Daniel DeBrocke is the chief content creator for Stacked Strength and is also a contributing writer for Breaking Muscle, T-Nation, EliteFTS, Bar Bend and several other publications. He's a strength and conditioning coach and primarily works with competitive strength athletes. Click here for full bio. Recovery and athletic performance is an important topic, and one that gets a fair bit of attention. However, information disseminated about recovery modalities often prioritize cumbersome methods with a poor return on investment. As is often the case the fundamentals take a back seat to elaborate strategies to improve athletic performance. When in reality optimization must start with and always prioritize the fundamentals. The objective of this article is to compile all relevant information on recovery and present a comprehensive analysis on the various strategies. From there we can develop a hierarchical structure to offer pragmatic recommendations for athletes to get the most out of their training and recovery and avoid prioritizing variables that generate a small magnitude of effect.  TABLE OF CONTENTS: The Role Of Sleep In Athletic Performance The Role Of Nutrition In Recovery And Athletic Performance Stress Management, Recovery And Athletic Performance Effective Program Design On Recovery And Athletic Performance The Effect Of NSAID’s On Athletic Performance The Effect Of Massage And Cupping On Recovery And Athletic Performance Effects Of Foam Rolling On Recovery And Athletic Performance Effects Of Heat And Cold Therapy On Recovery And Athletic Performance Effects Of Creatine On Recovery And Athletic Performance Effects Of VitaminSupplementation On Recovery And Athletic Performance Closing Comments References Recovery and athletic performance is an important topic, and one that gets a fair bit of attention. However, information disseminated about recovery modalities often prioritize cumbersome methods with a poor return on investment. As is often the case the fundamentals take a back seat to elaborate strategies to improve athletic performance. When in reality optimization must start with and always...
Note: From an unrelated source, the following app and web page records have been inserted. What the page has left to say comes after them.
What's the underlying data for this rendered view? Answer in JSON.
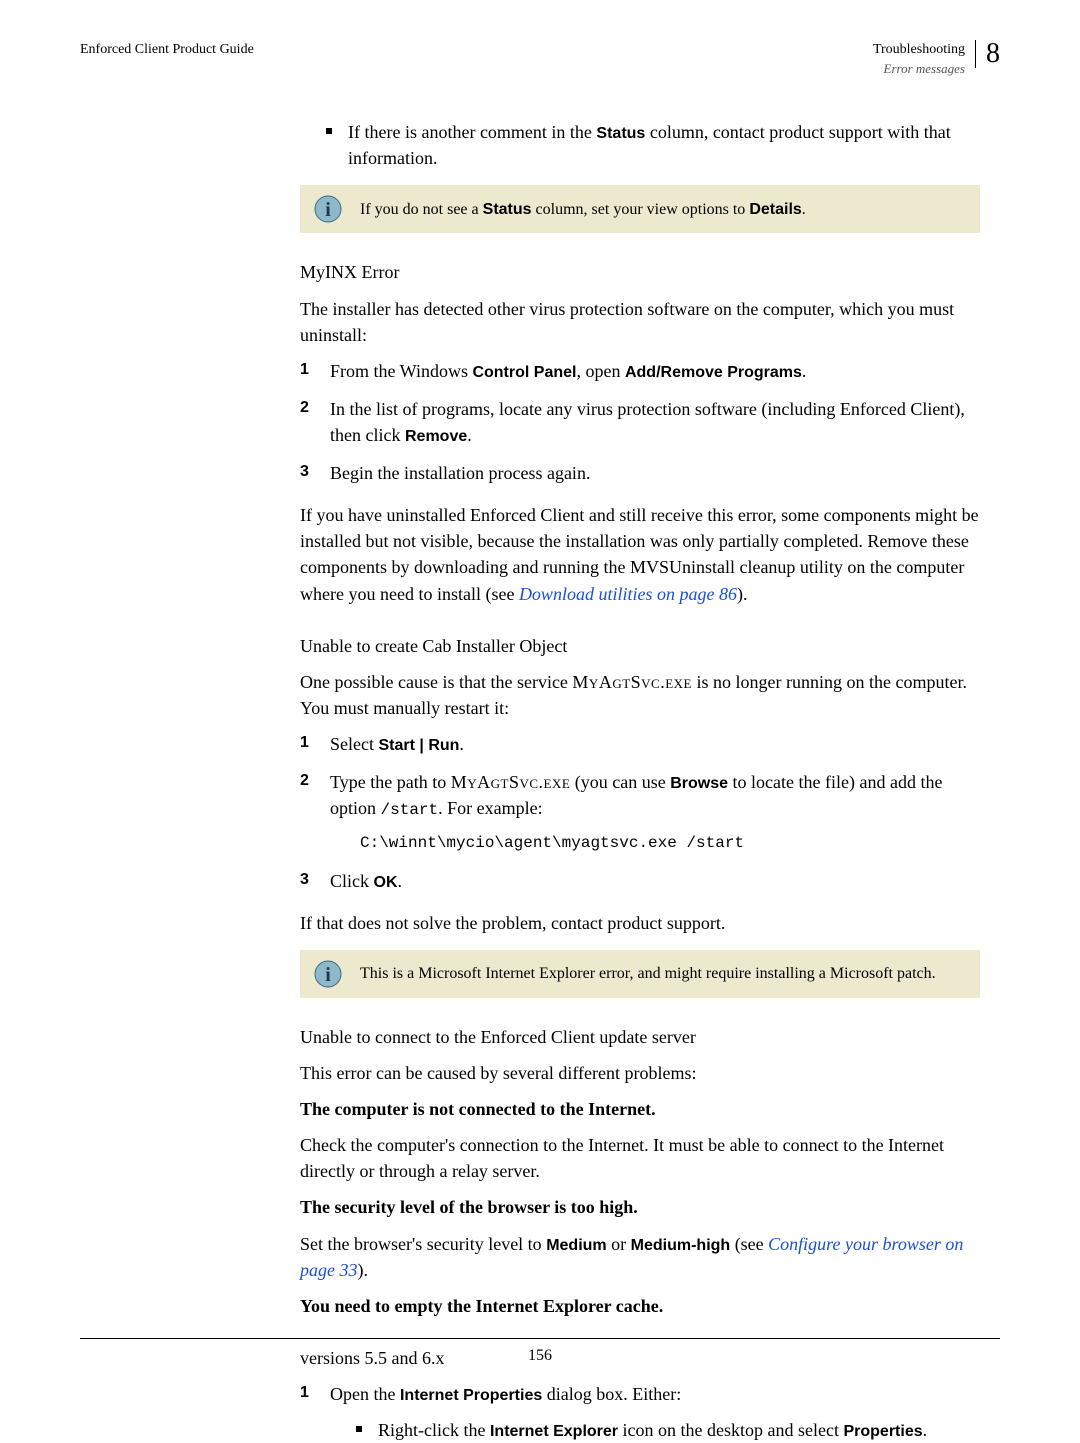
{
  "header": {
    "left": "Enforced Client Product Guide",
    "right_title": "Troubleshooting",
    "right_sub": "Error messages",
    "chapter": "8"
  },
  "intro_bullet_a": "If there is another comment in the ",
  "intro_bullet_b": " column, contact product support with that information.",
  "status_word": "Status",
  "info1_a": "If you do not see a ",
  "info1_b": " column, set your view options to ",
  "info1_details": "Details",
  "info1_c": ".",
  "myinx_head": "MyINX Error",
  "myinx_body": "The installer has detected other virus protection software on the computer, which you must uninstall:",
  "steps1": {
    "s1_a": "From the Windows ",
    "s1_cp": "Control Panel",
    "s1_b": ", open ",
    "s1_arp": "Add/Remove Programs",
    "s1_c": ".",
    "s2_a": "In the list of programs, locate any virus protection software (including Enforced Client), then click ",
    "s2_rm": "Remove",
    "s2_b": ".",
    "s3": "Begin the installation process again."
  },
  "uninstalled_para_a": "If you have uninstalled Enforced Client and still receive this error, some components might be installed but not visible, because the installation was only partially completed. Remove these components by downloading and running the MVSUninstall cleanup utility on the computer where you need to install (see ",
  "uninstalled_link": "Download utilities",
  "uninstalled_para_b": " on page 86",
  "uninstalled_para_c": ").",
  "cab_head": "Unable to create Cab Installer Object",
  "cab_body_a": "One possible cause is that the service ",
  "cab_svc": "MyAgtSvc.exe",
  "cab_body_b": " is no longer running on the computer. You must manually restart it:",
  "steps2": {
    "s1_a": "Select ",
    "s1_start": "Start",
    "s1_pipe": " | ",
    "s1_run": "Run",
    "s1_b": ".",
    "s2_a": "Type the path to ",
    "s2_b": " (you can use ",
    "s2_browse": "Browse",
    "s2_c": " to locate the file) and add the option ",
    "s2_start": "/start",
    "s2_d": ". For example:",
    "code": "C:\\winnt\\mycio\\agent\\myagtsvc.exe /start",
    "s3_a": "Click ",
    "s3_ok": "OK",
    "s3_b": "."
  },
  "after_cab": "If that does not solve the problem, contact product support.",
  "info2": "This is a Microsoft Internet Explorer error, and might require installing a Microsoft patch.",
  "connect_head": "Unable to connect to the Enforced Client update server",
  "connect_body": "This error can be caused by several different problems:",
  "p1_head": "The computer is not connected to the Internet.",
  "p1_body": "Check the computer's connection to the Internet. It must be able to connect to the Internet directly or through a relay server.",
  "p2_head": "The security level of the browser is too high.",
  "p2_a": "Set the browser's security level to ",
  "p2_med": "Medium",
  "p2_or": " or ",
  "p2_medh": "Medium-high",
  "p2_b": " (see ",
  "p2_link": "Configure your browser",
  "p2_c": " on page 33",
  "p2_d": ").",
  "p3_head": "You need to empty the Internet Explorer cache.",
  "versions": "versions 5.5 and 6.x",
  "steps3": {
    "s1_a": "Open the ",
    "s1_ip": "Internet Properties",
    "s1_b": " dialog box. Either:"
  },
  "sub_bullet_a": "Right-click the ",
  "sub_bullet_ie": "Internet Explorer",
  "sub_bullet_b": " icon on the desktop and select ",
  "sub_bullet_props": "Properties",
  "sub_bullet_c": ".",
  "page_num": "156"
}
Daniel DeBrocke is the chief content creator for Stacked Strength and is also a contributing writer for Breaking Muscle, T-Nation, EliteFTS, Bar Bend and several other publications. He's a strength and conditioning coach and primarily works with competitive strength athletes. Click here for full bio. Low back pain (LBP) is a widespread phenomena that is estimated to effect roughly 85% of individuals at some point in their life (1). In fact, globally LBP is the leading cause of disability (2). Considering the prevalence of LBP it’s important to gain a better understanding of the complex mechanisms and potential avenues for successful treatment and prevention. This article is neither diagnostic or a recommendation for treatment protocol. It’s simply here to inform you on the various intricacies of the subject so when you seek out professional help from a qualified physical therapist (which is the course of action I recommend) you are better equipped to be an active participant in your own treatment.Chronic low back pain (CLBP) is defined as pain persisting for twelve weeks or longer (3). CLBP accounts for roughly 20% of LBP instances, but in up to 90% of these cases clinicians are unable to identify the cause, so CLBP is labeled as non-specific CLBP (4). A review conducted by Bart W. Koes and colleagues on the clinical guidelines for the management of non-specific low back pain in primary care found the primary treatment modalities were education, medication, exercise, manipulation, bed rest, and referral to a specialist (5).Treatment protocols were categorized based on country, and as the results demonstrate, prescriptions were rather varied (See Reference Table Here). LBP appears to be more prevalent in woman than men, with a heightened sensitivity to pain documented in women due to biological, psychological and environmental factors (6)(7). CLBP is also influenced by genetics...